Extract from BBC Reality Check
The claim: The cost of Hinkley Point C to bill payers has risen from £6bn to about £30bn.
Reality Check verdict: The projected cost of guaranteeing the amount paid for electricity from Hinkley C has risen considerably because the government forecast for the wholesale price of electricity has fallen.
Another figure that is given in 2012 pounds is the government’s estimate that the cost of Hinkley C will add £10 per year to each household’s bill…. It’s a figure that Andrea Leadsom gave to a parliamentary committee in May. But the National Audit Office says that figure for project cost has risen to £29.7bn, and if you calculate that per household per year then you get to £25 per household per year.
The ‘Certaintists’ are certainly wrong
Sorry Andrea Leadsom, National Audit Office and BBC Reality check (‘Certaintists’) you are all WRONG.
We can all agree that the cost of Hinkley (and any CFD supported power plant) is calculated based on the difference between the strike price and the price of electrons in a wholesale market. We know the strike price £92.50 increased by inflation from 2012, we do not know the wholesale price of energy over the next 35 years. As with many energy projects the problems are in the assumptions.
The Certaintists have assumed that the Government is a good source of forecasting for power prices as if it is was the Government that sets them. Experience shows that forecasts of power prices over the long term are always wrong in a material way. No we have gaps and issues and I can summaries them here. Firstly here are some issues to consider;

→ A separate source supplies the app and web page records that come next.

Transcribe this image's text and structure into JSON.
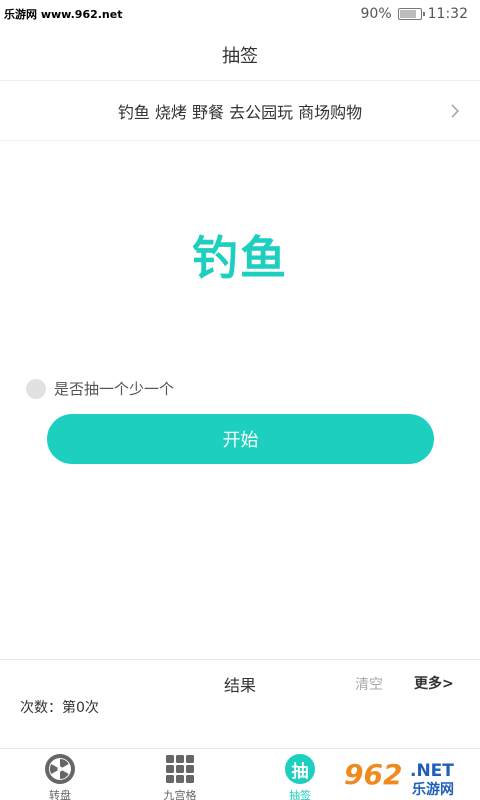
{
  "status_bar": {
    "watermark": "乐游网 www.962.net",
    "battery": "90%",
    "battery_level": 0.9,
    "time": "11:32"
  },
  "header": {
    "title": "抽签"
  },
  "options": {
    "text": "钓鱼 烧烤 野餐 去公园玩 商场购物"
  },
  "result": {
    "word": "钓鱼"
  },
  "toggle": {
    "label": "是否抽一个少一个",
    "checked": false
  },
  "start_button": {
    "label": "开始"
  },
  "results": {
    "title": "结果",
    "clear_label": "清空",
    "more_label": "更多>",
    "count_text": "次数：第0次"
  },
  "tabs": [
    {
      "label": "转盘",
      "icon": "wheel-icon",
      "active": false
    },
    {
      "label": "九宫格",
      "icon": "grid-icon",
      "active": false
    },
    {
      "label": "抽签",
      "icon": "draw-icon",
      "glyph": "抽",
      "active": true
    }
  ],
  "logo": {
    "number": "962",
    "suffix": ".NET",
    "name": "乐游网"
  },
  "colors": {
    "accent": "#1ccfbf",
    "muted": "#aaaaaa",
    "logo_orange": "#f08a1e",
    "logo_blue": "#1f5fb8"
  }
}
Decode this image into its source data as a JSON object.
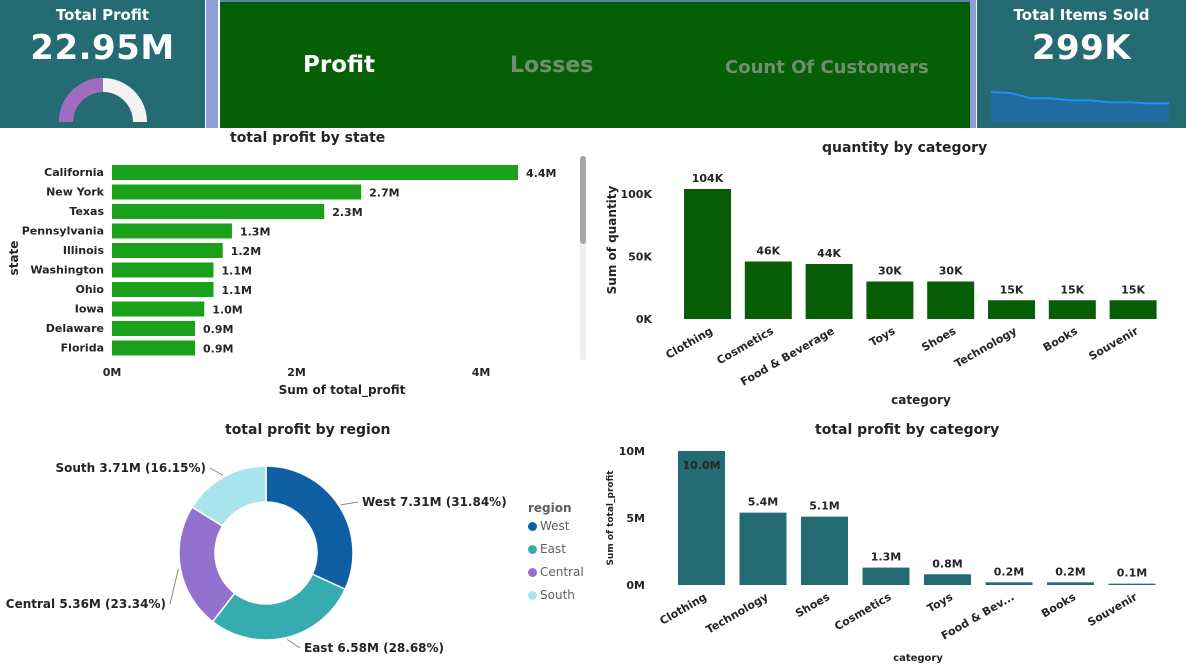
{
  "kpi_profit": {
    "title": "Total Profit",
    "value": "22.95M",
    "gauge_fraction": 0.5
  },
  "kpi_items": {
    "title": "Total Items Sold",
    "value": "299K",
    "spark": [
      29,
      28,
      23,
      23,
      21,
      21,
      19,
      19,
      18,
      18
    ]
  },
  "tabs": {
    "profit": "Profit",
    "losses": "Losses",
    "customers": "Count Of Customers"
  },
  "colors": {
    "kpi_bg": "#256b73",
    "tab_bg": "#065f06",
    "state_bar": "#19a119",
    "qty_bar": "#075e07",
    "cat_bar": "#256b73",
    "west": "#0e5fa3",
    "east": "#36acb0",
    "central": "#9271cf",
    "south": "#a8e4ee"
  },
  "chart_data": [
    {
      "type": "bar",
      "orientation": "horizontal",
      "title": "total profit by state",
      "xlabel": "Sum of total_profit",
      "ylabel": "state",
      "categories": [
        "California",
        "New York",
        "Texas",
        "Pennsylvania",
        "Illinois",
        "Washington",
        "Ohio",
        "Iowa",
        "Delaware",
        "Florida"
      ],
      "values": [
        4.4,
        2.7,
        2.3,
        1.3,
        1.2,
        1.1,
        1.1,
        1.0,
        0.9,
        0.9
      ],
      "labels": [
        "4.4M",
        "2.7M",
        "2.3M",
        "1.3M",
        "1.2M",
        "1.1M",
        "1.1M",
        "1.0M",
        "0.9M",
        "0.9M"
      ],
      "ticks": [
        "0M",
        "2M",
        "4M"
      ],
      "xlim": [
        0,
        4.4
      ]
    },
    {
      "type": "bar",
      "title": "quantity by category",
      "xlabel": "category",
      "ylabel": "Sum of quantity",
      "categories": [
        "Clothing",
        "Cosmetics",
        "Food & Beverage",
        "Toys",
        "Shoes",
        "Technology",
        "Books",
        "Souvenir"
      ],
      "values": [
        104,
        46,
        44,
        30,
        30,
        15,
        15,
        15
      ],
      "labels": [
        "104K",
        "46K",
        "44K",
        "30K",
        "30K",
        "15K",
        "15K",
        "15K"
      ],
      "ticks": [
        "0K",
        "50K",
        "100K"
      ],
      "ylim": [
        0,
        104
      ]
    },
    {
      "type": "pie",
      "title": "total profit by region",
      "legend_title": "region",
      "categories": [
        "West",
        "East",
        "Central",
        "South"
      ],
      "values": [
        31.84,
        28.68,
        23.34,
        16.15
      ],
      "labels": [
        "West 7.31M (31.84%)",
        "East 6.58M (28.68%)",
        "Central 5.36M (23.34%)",
        "South 3.71M (16.15%)"
      ]
    },
    {
      "type": "bar",
      "title": "total profit by category",
      "xlabel": "category",
      "ylabel": "Sum of total_profit",
      "categories": [
        "Clothing",
        "Technology",
        "Shoes",
        "Cosmetics",
        "Toys",
        "Food & Bev...",
        "Books",
        "Souvenir"
      ],
      "values": [
        10.0,
        5.4,
        5.1,
        1.3,
        0.8,
        0.2,
        0.2,
        0.1
      ],
      "labels": [
        "10.0M",
        "5.4M",
        "5.1M",
        "1.3M",
        "0.8M",
        "0.2M",
        "0.2M",
        "0.1M"
      ],
      "ticks": [
        "0M",
        "5M",
        "10M"
      ],
      "ylim": [
        0,
        10
      ]
    }
  ]
}
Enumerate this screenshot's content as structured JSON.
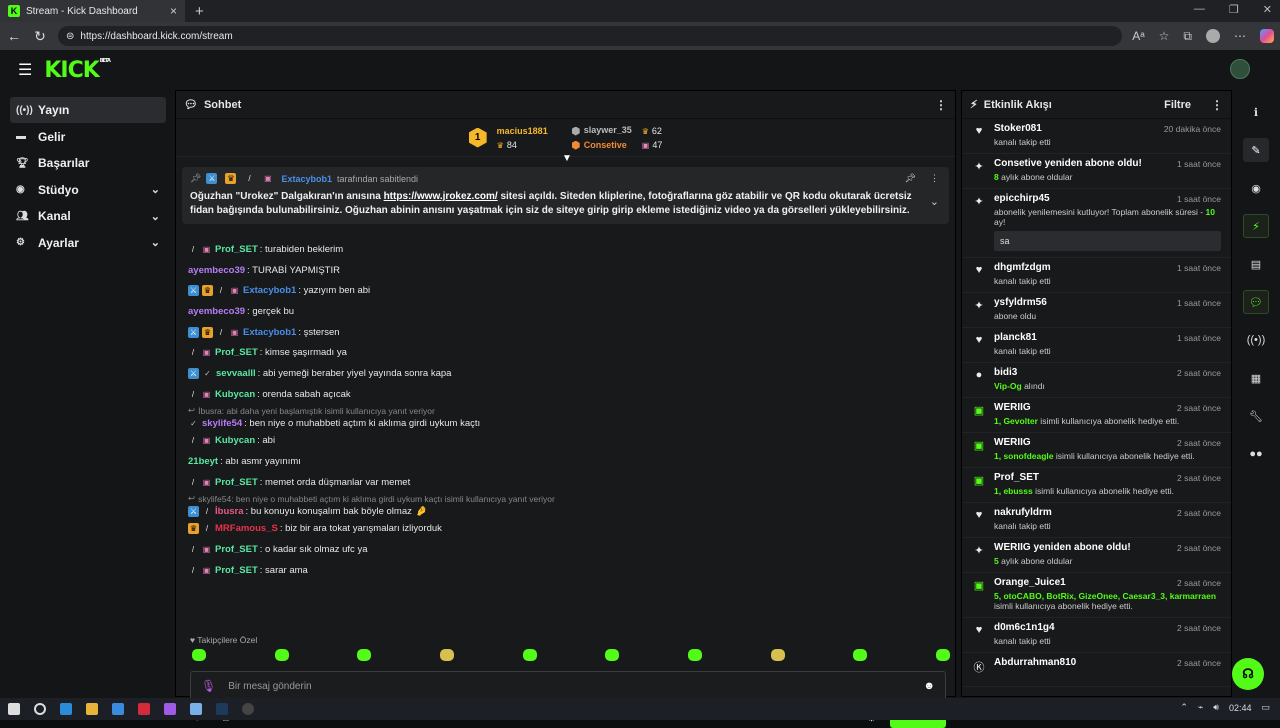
{
  "browser": {
    "tab_title": "Stream - Kick Dashboard",
    "url": "https://dashboard.kick.com/stream"
  },
  "app": {
    "logo": "KICK",
    "beta": "BETA"
  },
  "sidebar": {
    "items": [
      {
        "label": "Yayın",
        "icon": "broadcast-icon",
        "active": true
      },
      {
        "label": "Gelir",
        "icon": "money-icon"
      },
      {
        "label": "Başarılar",
        "icon": "trophy-icon"
      },
      {
        "label": "Stüdyo",
        "icon": "camera-icon",
        "chevron": true
      },
      {
        "label": "Kanal",
        "icon": "users-icon",
        "chevron": true
      },
      {
        "label": "Ayarlar",
        "icon": "gear-icon",
        "chevron": true
      }
    ]
  },
  "chat": {
    "title": "Sohbet",
    "leaderboard": {
      "first": {
        "rank": "1",
        "name": "macius1881",
        "gifts": "84"
      },
      "second": {
        "name": "slaywer_35",
        "gifts": "62"
      },
      "third": {
        "name": "Consetive",
        "gifts": "47"
      }
    },
    "pinned": {
      "pinner": "Extacybob1",
      "suffix": "tarafından sabitlendi",
      "text_before": "Oğuzhan \"Urokez\" Dalgakıran'ın anısına ",
      "link": "https://www.jrokez.com/",
      "text_after": " sitesi açıldı. Siteden kliplerine, fotoğraflarına göz atabilir ve QR kodu okutarak ücretsiz fidan bağışında bulunabilirsiniz. Oğuzhan abinin anısını yaşatmak için siz de siteye girip girip ekleme istediğiniz video ya da görselleri yükleyebilirsiniz."
    },
    "messages": [
      {
        "user": "Prof_SET",
        "color": "#58e8a2",
        "badges": [
          "sword",
          "gift"
        ],
        "text": ": turabiden beklerim"
      },
      {
        "user": "ayembeco39",
        "color": "#b57ef5",
        "badges": [],
        "text": ": TURABİ YAPMIŞTIR"
      },
      {
        "user": "Extacybob1",
        "color": "#4a8fe8",
        "badges": [
          "mod",
          "crown",
          "sword",
          "gift"
        ],
        "text": ": yazıyım ben abi"
      },
      {
        "user": "ayembeco39",
        "color": "#b57ef5",
        "badges": [],
        "text": ": gerçek bu"
      },
      {
        "user": "Extacybob1",
        "color": "#4a8fe8",
        "badges": [
          "mod",
          "crown",
          "sword",
          "gift"
        ],
        "text": ": şstersen"
      },
      {
        "user": "Prof_SET",
        "color": "#58e8a2",
        "badges": [
          "sword",
          "gift"
        ],
        "text": ": kimse şaşırmadı ya"
      },
      {
        "user": "sevvaalll",
        "color": "#58e8a2",
        "badges": [
          "mod",
          "check"
        ],
        "text": ": abi yemeği beraber yiyel yayında sonra kapa"
      },
      {
        "user": "Kubycan",
        "color": "#58e8a2",
        "badges": [
          "sword",
          "gift"
        ],
        "text": ": orenda sabah açıcak"
      },
      {
        "reply": "İbusra: abi daha yeni başlamıştık isimli kullanıcıya yanıt veriyor"
      },
      {
        "user": "skylife54",
        "color": "#b57ef5",
        "badges": [
          "check"
        ],
        "text": ": ben niye o muhabbeti açtım ki aklıma girdi uykum kaçtı"
      },
      {
        "user": "Kubycan",
        "color": "#58e8a2",
        "badges": [
          "sword",
          "gift"
        ],
        "text": ": abi"
      },
      {
        "user": "21beyt",
        "color": "#58e8a2",
        "badges": [],
        "text": ": abı asmr yayınımı"
      },
      {
        "user": "Prof_SET",
        "color": "#58e8a2",
        "badges": [
          "sword",
          "gift"
        ],
        "text": ": memet orda düşmanlar var memet"
      },
      {
        "reply": "skylife54: ben niye o muhabbeti açtım ki aklıma girdi uykum kaçtı isimli kullanıcıya yanıt veriyor"
      },
      {
        "user": "İbusra",
        "color": "#e85a86",
        "badges": [
          "mod",
          "sword"
        ],
        "text": ": bu konuyu konuşalım bak böyle olmaz",
        "emoji": "🤌"
      },
      {
        "user": "MRFamous_S",
        "color": "#e8324a",
        "badges": [
          "crown",
          "sword"
        ],
        "text": ": biz bir ara tokat yarışmaları izliyorduk"
      },
      {
        "user": "Prof_SET",
        "color": "#58e8a2",
        "badges": [
          "sword",
          "gift"
        ],
        "text": ": o kadar sık olmaz ufc ya"
      },
      {
        "user": "Prof_SET",
        "color": "#58e8a2",
        "badges": [
          "sword",
          "gift"
        ],
        "text": ": sarar ama"
      }
    ],
    "followers_only": "♥ Takipçilere Özel",
    "input_placeholder": "Bir mesaj gönderin",
    "send_label": "Gönder"
  },
  "activity": {
    "title": "Etkinlik Akışı",
    "filter_label": "Filtre",
    "events": [
      {
        "icon": "heart",
        "name": "Stoker081",
        "time": "20 dakika önce",
        "desc": "kanalı takip etti"
      },
      {
        "icon": "star",
        "name": "Consetive yeniden abone oldu!",
        "time": "1 saat önce",
        "highlight": "8",
        "desc": " aylık abone oldular"
      },
      {
        "icon": "star",
        "name": "epicchirp45",
        "time": "1 saat önce",
        "desc": "abonelik yenilemesini kutluyor! Toplam abonelik süresi - ",
        "highlight_after": "10",
        "desc2": " ay!",
        "message": "sa"
      },
      {
        "icon": "heart",
        "name": "dhgmfzdgm",
        "time": "1 saat önce",
        "desc": "kanalı takip etti"
      },
      {
        "icon": "star",
        "name": "ysfyldrm56",
        "time": "1 saat önce",
        "desc": "abone oldu"
      },
      {
        "icon": "heart",
        "name": "planck81",
        "time": "1 saat önce",
        "desc": "kanalı takip etti"
      },
      {
        "icon": "dots",
        "name": "bidi3",
        "time": "2 saat önce",
        "highlight": "Vip-Og",
        "desc": " alındı"
      },
      {
        "icon": "gift",
        "name": "WERIIG",
        "time": "2 saat önce",
        "highlight": "1, Gevolter",
        "desc": " isimli kullanıcıya abonelik hediye etti."
      },
      {
        "icon": "gift",
        "name": "WERIIG",
        "time": "2 saat önce",
        "highlight": "1, sonofdeagle",
        "desc": " isimli kullanıcıya abonelik hediye etti."
      },
      {
        "icon": "gift",
        "name": "Prof_SET",
        "time": "2 saat önce",
        "highlight": "1, ebusss",
        "desc": " isimli kullanıcıya abonelik hediye etti."
      },
      {
        "icon": "heart",
        "name": "nakrufyldrm",
        "time": "2 saat önce",
        "desc": "kanalı takip etti"
      },
      {
        "icon": "star",
        "name": "WERIIG yeniden abone oldu!",
        "time": "2 saat önce",
        "highlight": "5",
        "desc": " aylık abone oldular"
      },
      {
        "icon": "gift",
        "name": "Orange_Juice1",
        "time": "2 saat önce",
        "highlight": "5, otoCABO, BotRix, GizeOnee, Caesar3_3, karmarraen",
        "desc": " isimli kullanıcıya abonelik hediye etti."
      },
      {
        "icon": "heart",
        "name": "d0m6c1n1g4",
        "time": "2 saat önce",
        "desc": "kanalı takip etti"
      },
      {
        "icon": "kick",
        "name": "Abdurrahman810",
        "time": "2 saat önce",
        "desc": ""
      }
    ]
  },
  "taskbar": {
    "time": "02:44"
  }
}
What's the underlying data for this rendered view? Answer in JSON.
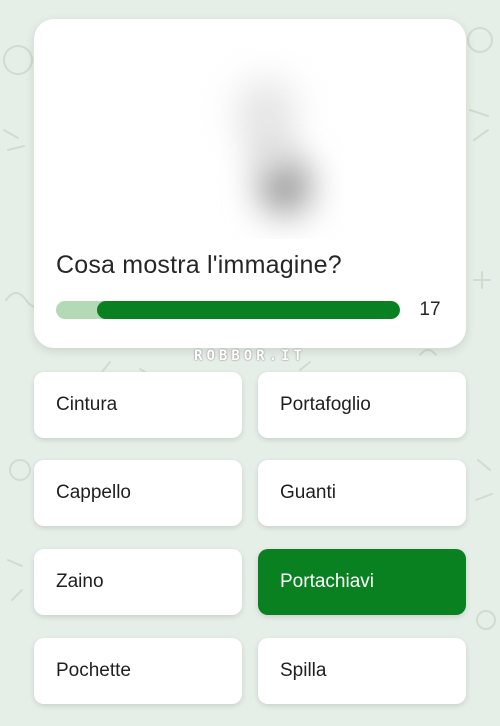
{
  "question": {
    "text": "Cosa mostra l'immagine?",
    "timer_seconds": "17",
    "timer_remaining_fraction": 0.88
  },
  "watermark": "ROBBOR.IT",
  "answers": [
    {
      "label": "Cintura",
      "selected": false
    },
    {
      "label": "Portafoglio",
      "selected": false
    },
    {
      "label": "Cappello",
      "selected": false
    },
    {
      "label": "Guanti",
      "selected": false
    },
    {
      "label": "Zaino",
      "selected": false
    },
    {
      "label": "Portachiavi",
      "selected": true
    },
    {
      "label": "Pochette",
      "selected": false
    },
    {
      "label": "Spilla",
      "selected": false
    }
  ],
  "colors": {
    "background": "#e6efe7",
    "accent": "#0a8120",
    "progress_track": "#b4d9b7"
  }
}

- No one (and I mean no one) has any idea what the future price of gas and oil will be
- The only capacity being added to the power system today is sponsored through a subsidy provided by Government and has a zero or very low marginal cost and so can displace any other generator when it is available to generate
- No one knows if we will desire to meet our stated aims in the Fifth Carbon Budget that legally (in theory) binds the UK to reduce pollutants
- No one currently has a credible plan for how we will meet our stated aims of pollutant reduction in heat and transport but most agree that these will be significantly supported by substitution by power systems.
If a power system is in receipt of subsidised low marginal cost plant the price of power will not increase it will decrease and so therefore the fact that we wish to reduce pollutants in the next 35 years means that the cost as defined as the difference in price as above will rise if you use these fundamentally flawed assumptions.
Mind the Gaps
There are gaps in the approach to reducing levels of pollutants;
- Enforcement gap; In the UK we have air quality standards but we do not meet them in many parts of London, if we have a change in heart sponsored by a public outcry to meet our pollutant targets led by informed younger people that might then apply to ALL pollutants and drive up the price of fossil fuels through carbon tax
- Global Warming gap; There is a gap between predicted global warming if we all globally achieve our Paris pledges and the required path to 2 degrees or less of global warming. That warming gap is as wide as say a gap of two meters between the tube and the platform, which is for most too wide to jump. If we committed in the next 10 years to actually make the gap say a mere 50 cm then the investment needed in power assets would be huge and non-fossil
- Energy storage gap; we need to store the increasing levels of renewable power and industry is still working on these technologies and as yet we do not know what they cost
We need to reconcile these issues and gaps if we are to talk sensibly as society about how we transition to a low carbon economy, figures such as £10/customer etc. simply do not help and have so many assumptions attached as to be certainly wrong and more importantly worthless as a source of information for society.
A better way but unfortunately not quantified would be to say; Government invests in Trident as it has determined that it is in the nation’s security interest, Government invests in Hinkley as it has determined that it is in the nation’s energy supply interest.
 The road to a quantifiable answer is only achieved once we have a global price for the pollutants as well as a limit on their use